→ WORK ORDER: Locate the word "standard" in the entries below, then gather every line that holds it.

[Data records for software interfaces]

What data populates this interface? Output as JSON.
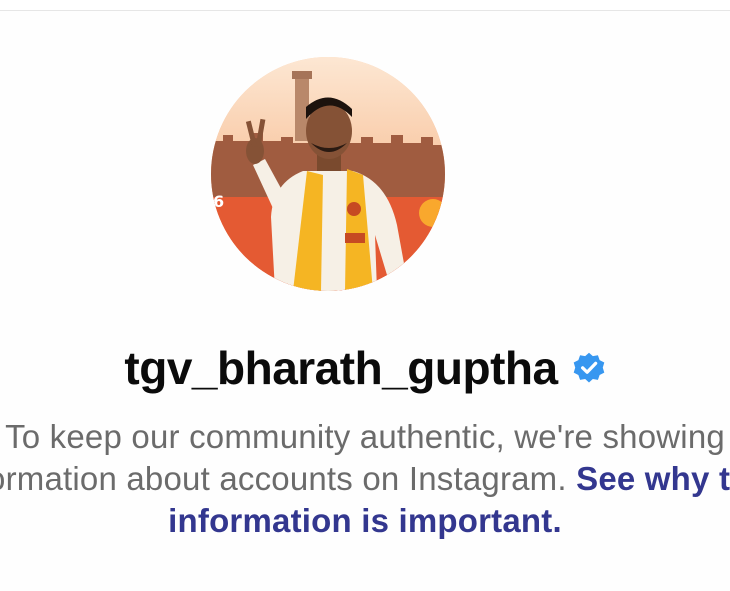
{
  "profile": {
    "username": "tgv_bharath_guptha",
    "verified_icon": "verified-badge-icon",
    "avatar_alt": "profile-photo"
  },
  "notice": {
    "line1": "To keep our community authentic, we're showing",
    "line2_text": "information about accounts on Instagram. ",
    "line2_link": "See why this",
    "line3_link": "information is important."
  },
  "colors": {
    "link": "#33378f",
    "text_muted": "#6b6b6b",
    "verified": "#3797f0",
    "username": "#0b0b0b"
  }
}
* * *
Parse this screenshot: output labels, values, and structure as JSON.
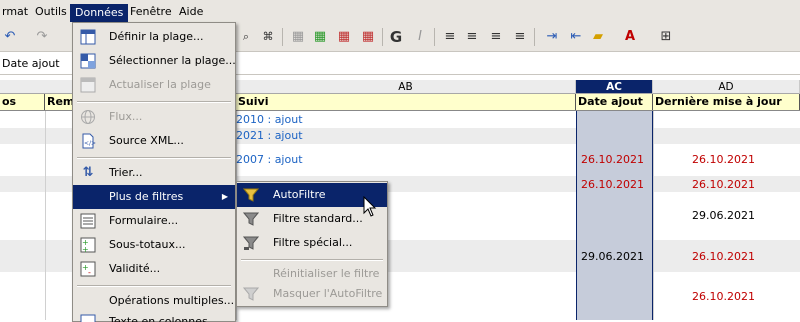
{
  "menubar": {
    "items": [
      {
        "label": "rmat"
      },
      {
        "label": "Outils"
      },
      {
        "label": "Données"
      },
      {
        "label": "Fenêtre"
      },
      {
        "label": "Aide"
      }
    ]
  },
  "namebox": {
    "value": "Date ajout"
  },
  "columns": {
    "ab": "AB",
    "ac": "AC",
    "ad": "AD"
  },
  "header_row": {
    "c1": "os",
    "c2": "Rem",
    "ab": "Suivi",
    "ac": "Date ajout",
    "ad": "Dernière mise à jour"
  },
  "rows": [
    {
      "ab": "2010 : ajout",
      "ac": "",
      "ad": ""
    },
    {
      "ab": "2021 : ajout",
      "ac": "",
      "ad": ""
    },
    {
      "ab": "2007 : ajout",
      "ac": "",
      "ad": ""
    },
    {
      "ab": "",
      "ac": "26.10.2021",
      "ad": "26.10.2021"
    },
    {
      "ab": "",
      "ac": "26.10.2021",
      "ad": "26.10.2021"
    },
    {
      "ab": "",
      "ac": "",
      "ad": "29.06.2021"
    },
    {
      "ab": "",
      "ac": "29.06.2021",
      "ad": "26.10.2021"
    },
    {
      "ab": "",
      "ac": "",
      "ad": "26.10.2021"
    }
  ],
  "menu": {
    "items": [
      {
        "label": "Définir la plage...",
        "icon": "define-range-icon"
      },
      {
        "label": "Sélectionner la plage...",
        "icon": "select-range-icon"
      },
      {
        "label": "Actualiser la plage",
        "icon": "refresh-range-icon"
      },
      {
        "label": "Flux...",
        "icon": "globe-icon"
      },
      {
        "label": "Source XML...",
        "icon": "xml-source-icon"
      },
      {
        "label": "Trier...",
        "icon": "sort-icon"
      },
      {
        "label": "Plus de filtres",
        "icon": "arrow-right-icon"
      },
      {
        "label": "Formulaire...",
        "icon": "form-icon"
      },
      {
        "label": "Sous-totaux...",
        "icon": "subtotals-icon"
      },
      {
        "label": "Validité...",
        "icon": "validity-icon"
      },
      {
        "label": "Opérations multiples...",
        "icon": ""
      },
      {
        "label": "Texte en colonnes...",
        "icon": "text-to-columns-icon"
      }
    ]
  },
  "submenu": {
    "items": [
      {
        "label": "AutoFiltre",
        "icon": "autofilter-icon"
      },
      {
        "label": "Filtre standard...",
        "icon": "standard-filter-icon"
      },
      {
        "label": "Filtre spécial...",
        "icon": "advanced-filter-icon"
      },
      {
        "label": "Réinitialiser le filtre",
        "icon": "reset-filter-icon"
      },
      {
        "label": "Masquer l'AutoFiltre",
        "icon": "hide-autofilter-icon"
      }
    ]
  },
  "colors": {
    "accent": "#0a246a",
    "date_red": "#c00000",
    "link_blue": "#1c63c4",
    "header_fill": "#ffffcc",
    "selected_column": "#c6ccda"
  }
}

→ RESULT OF THE EXERCISE:
        "label": "Filtre standard...",
        "icon": "standard-filter-icon"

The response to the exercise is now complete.